The other four states at the bottom of the rankings are North Dakota, Louisiana, South Dakota and Mississippi. The five states with the lowest number of teen fatalities per 100,000 population are Massachusetts, Maryland, Alaska, Virginia and California.

The data were reported last Friday by CarInsurance.com, and in addition to fatality rates the researchers also considered four other metrics:

  • Effectiveness of graduated driving license (GDL) components
  • Teen drinking and driving rates
  • Teen emailing/texting and driving rates
  • Average annual insurance costs for teen drivers


GDL laws vary from state to state and typically include five key components: a permit age, practice driving hour requirement, license age, restrictions on night driving and restrictions on teen passengers. According to the researchers:

States with the strongest laws have the highest reductions in fatal crashes among 15- to 17-year-old drivers and the highest reductions in collisions reported to insurers among 16- to 17-year-old drivers, compared to states with weak laws, according to Insurance Institute for Highway Safety (IIHS) and Highway Loss Data Institute (HLDI) research.

In its own survey of 500 parents asking about their teens’ driving habits, CarInsurance.com reports that more than half of parents allowed their teens to violate one or another GDL provision. The most common, broken by 33% of respondents, was allowing their children to drive with friends. Nearly as many (30%) allowed their teens to drive at night.

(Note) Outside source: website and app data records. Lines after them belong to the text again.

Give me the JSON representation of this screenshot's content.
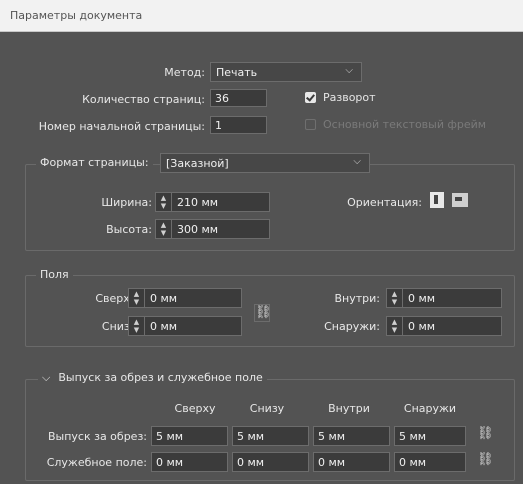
{
  "window": {
    "title": "Параметры документа"
  },
  "main": {
    "method_label": "Метод:",
    "method_value": "Печать",
    "pages_label": "Количество страниц:",
    "pages_value": "36",
    "start_page_label": "Номер начальной страницы:",
    "start_page_value": "1",
    "spread_label": "Разворот",
    "spread_checked": true,
    "primary_text_frame_label": "Основной текстовый фрейм",
    "primary_text_frame_checked": false
  },
  "page_format": {
    "label": "Формат страницы:",
    "value": "[Заказной]",
    "width_label": "Ширина:",
    "width_value": "210 мм",
    "height_label": "Высота:",
    "height_value": "300 мм",
    "orientation_label": "Ориентация:"
  },
  "margins": {
    "title": "Поля",
    "top_label": "Сверху:",
    "top_value": "0 мм",
    "bottom_label": "Снизу:",
    "bottom_value": "0 мм",
    "inside_label": "Внутри:",
    "inside_value": "0 мм",
    "outside_label": "Снаружи:",
    "outside_value": "0 мм"
  },
  "bleed": {
    "title": "Выпуск за обрез и служебное поле",
    "columns": [
      "Сверху",
      "Снизу",
      "Внутри",
      "Снаружи"
    ],
    "rows": [
      {
        "label": "Выпуск за обрез:",
        "values": [
          "5 мм",
          "5 мм",
          "5 мм",
          "5 мм"
        ]
      },
      {
        "label": "Служебное поле:",
        "values": [
          "0 мм",
          "0 мм",
          "0 мм",
          "0 мм"
        ]
      }
    ]
  },
  "colors": {
    "panel": "#535353",
    "field": "#3b3b3b",
    "titlebar": "#f2f2f2"
  }
}
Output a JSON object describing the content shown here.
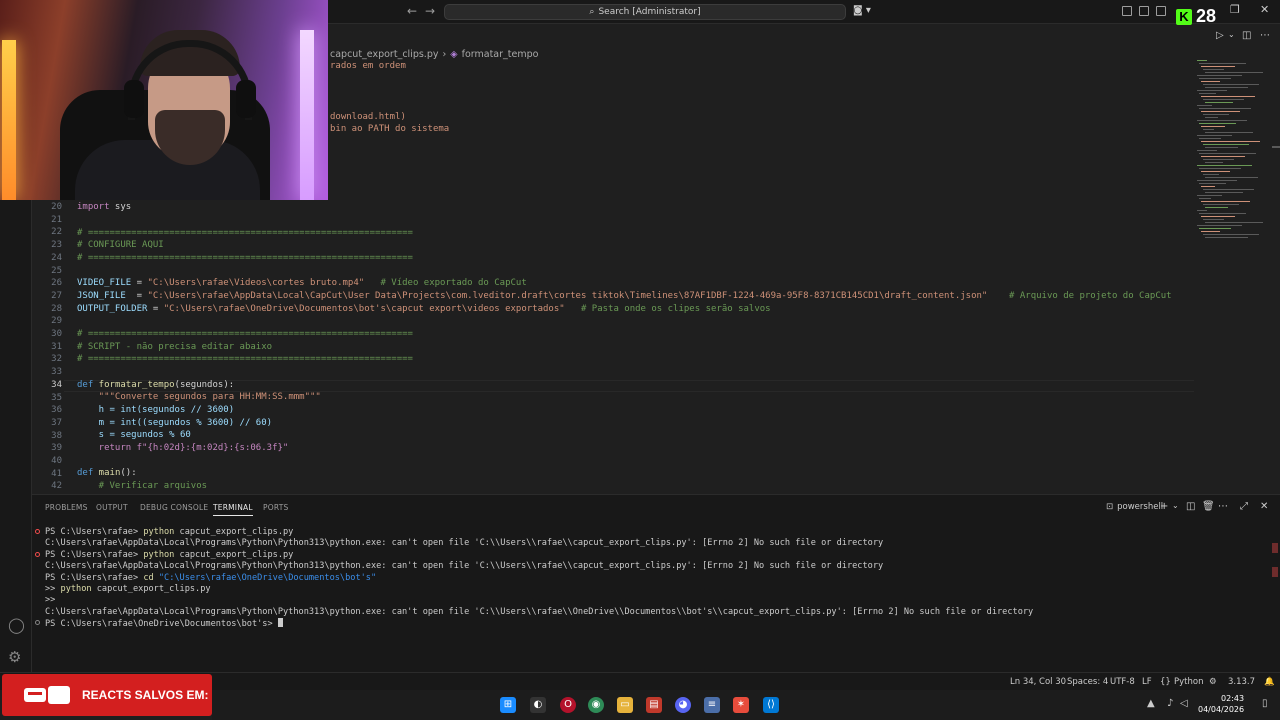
{
  "titlebar": {
    "search_text": "Search [Administrator]",
    "kick_viewers": "28"
  },
  "breadcrumb": {
    "file": "capcut_export_clips.py",
    "symbol": "formatar_tempo"
  },
  "editor_top_fragments": [
    "rados em ordem",
    "",
    "",
    "",
    "download.html)",
    "bin ao PATH do sistema"
  ],
  "line_numbers": [
    "20",
    "21",
    "22",
    "23",
    "24",
    "25",
    "26",
    "27",
    "28",
    "29",
    "30",
    "31",
    "32",
    "33",
    "34",
    "35",
    "36",
    "37",
    "38",
    "39",
    "40",
    "41",
    "42"
  ],
  "active_line": "34",
  "code": {
    "l20_kw": "import",
    "l20_mod": " sys",
    "l22": "# ============================================================",
    "l23": "# CONFIGURE AQUI",
    "l24": "# ============================================================",
    "l26_var": "VIDEO_FILE",
    "l26_eq": " = ",
    "l26_str": "\"C:\\Users\\rafae\\Videos\\cortes bruto.mp4\"",
    "l26_cmt": "   # Vídeo exportado do CapCut",
    "l27_var": "JSON_FILE",
    "l27_eq": "  = ",
    "l27_str": "\"C:\\Users\\rafae\\AppData\\Local\\CapCut\\User Data\\Projects\\com.lveditor.draft\\cortes tiktok\\Timelines\\87AF1DBF-1224-469a-95F8-8371CB145CD1\\draft_content.json\"",
    "l27_cmt": "    # Arquivo de projeto do CapCut",
    "l28_var": "OUTPUT_FOLDER",
    "l28_eq": " = ",
    "l28_str": "\"C:\\Users\\rafae\\OneDrive\\Documentos\\bot's\\capcut export\\videos exportados\"",
    "l28_cmt": "   # Pasta onde os clipes serão salvos",
    "l30": "# ============================================================",
    "l31": "# SCRIPT - não precisa editar abaixo",
    "l32": "# ============================================================",
    "l34_def": "def",
    "l34_fn": " formatar_tempo",
    "l34_args": "(segundos):",
    "l35": "    \"\"\"Converte segundos para HH:MM:SS.mmm\"\"\"",
    "l36": "    h = int(segundos // 3600)",
    "l37": "    m = int((segundos % 3600) // 60)",
    "l38": "    s = segundos % 60",
    "l39": "    return f\"{h:02d}:{m:02d}:{s:06.3f}\"",
    "l41_def": "def",
    "l41_fn": " main",
    "l41_args": "():",
    "l42": "    # Verificar arquivos"
  },
  "panel": {
    "tabs": [
      "PROBLEMS",
      "OUTPUT",
      "DEBUG CONSOLE",
      "TERMINAL",
      "PORTS"
    ],
    "active_tab": "TERMINAL",
    "shell": "powershell"
  },
  "terminal": {
    "lines": [
      {
        "prompt": "PS C:\\Users\\rafae> ",
        "cmd": "python",
        "rest": " capcut_export_clips.py",
        "marker": "error"
      },
      {
        "prompt": "",
        "cmd": "",
        "rest": "C:\\Users\\rafae\\AppData\\Local\\Programs\\Python\\Python313\\python.exe: can't open file 'C:\\\\Users\\\\rafae\\\\capcut_export_clips.py': [Errno 2] No such file or directory",
        "marker": ""
      },
      {
        "prompt": "PS C:\\Users\\rafae> ",
        "cmd": "python",
        "rest": " capcut_export_clips.py",
        "marker": "error"
      },
      {
        "prompt": "",
        "cmd": "",
        "rest": "C:\\Users\\rafae\\AppData\\Local\\Programs\\Python\\Python313\\python.exe: can't open file 'C:\\\\Users\\\\rafae\\\\capcut_export_clips.py': [Errno 2] No such file or directory",
        "marker": ""
      },
      {
        "prompt": "PS C:\\Users\\rafae> ",
        "cmd": "cd",
        "rest": " \"C:\\Users\\rafae\\OneDrive\\Documentos\\bot's\"",
        "marker": ""
      },
      {
        "prompt": ">> ",
        "cmd": "python",
        "rest": " capcut_export_clips.py",
        "marker": ""
      },
      {
        "prompt": ">>",
        "cmd": "",
        "rest": "",
        "marker": ""
      },
      {
        "prompt": "",
        "cmd": "",
        "rest": "C:\\Users\\rafae\\AppData\\Local\\Programs\\Python\\Python313\\python.exe: can't open file 'C:\\\\Users\\\\rafae\\\\OneDrive\\\\Documentos\\\\bot's\\\\capcut_export_clips.py': [Errno 2] No such file or directory",
        "marker": ""
      },
      {
        "prompt": "PS C:\\Users\\rafae\\OneDrive\\Documentos\\bot's> ",
        "cmd": "",
        "rest": "",
        "marker": "neutral"
      }
    ]
  },
  "statusbar": {
    "position": "Ln 34, Col 30",
    "spaces": "Spaces: 4",
    "encoding": "UTF-8",
    "eol": "LF",
    "language": "Python",
    "version": "3.13.7"
  },
  "overlay": {
    "banner_text": "REACTS SALVOS EM:"
  },
  "taskbar": {
    "time": "02:43",
    "date": "04/04/2026"
  }
}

Teen death rates from car crashes could be cut at least in half in five states if the states had more effective GDL laws: South Dakota (63% reduction possible), North Dakota (56%), Iowa (55%), Montana (53%) and Arkansas (50%).

The report includes an interactive map indicating possible reductions in every state if GDL laws were stricter.

The report cites research from the Centers for Disease Control and Prevention (CDC) that ranks states on the percentage of high school students age 16 and over who reported drinking and driving. The five worst scores were posted in Montana (13%), Arkansas (12%) and District of Columbia, North Dakota and Texas (11%).

Citing another CDC survey on teens reporting that they were texting and emailing while driving, the five states with the worst scores are South Dakota (61%), North Dakota (59%), Montana (56%), Wyoming (51%) and Oklahoma (51%).

When it comes to car insurance costs for teen drivers, Massachusetts — the state with the lowest teen fatality rate — is the 24th most expensive ($3,752 per year) and Montana — the state with the highest teen fatality rate — ranks 25th ($3,721). As car owners know, insurance rates are derived on a case-by-case basis depending on, among other things, the number and cost of claims filed in the driver’s location, the driver’s record and the type of car driven.

Last October we wrote about another survey on highway fatality rates for all drivers in every state. In that survey, researchers from the University of Michigan reported that the state of Montana posted the country’s highest fatality rate of any state at 22.6 per 100,000 based on data for 2013. Montana also had the fifth-highest percentage (40%) of highway fatalities where the driver’s blood-alcohol level was above 0.08 grams/deciliter.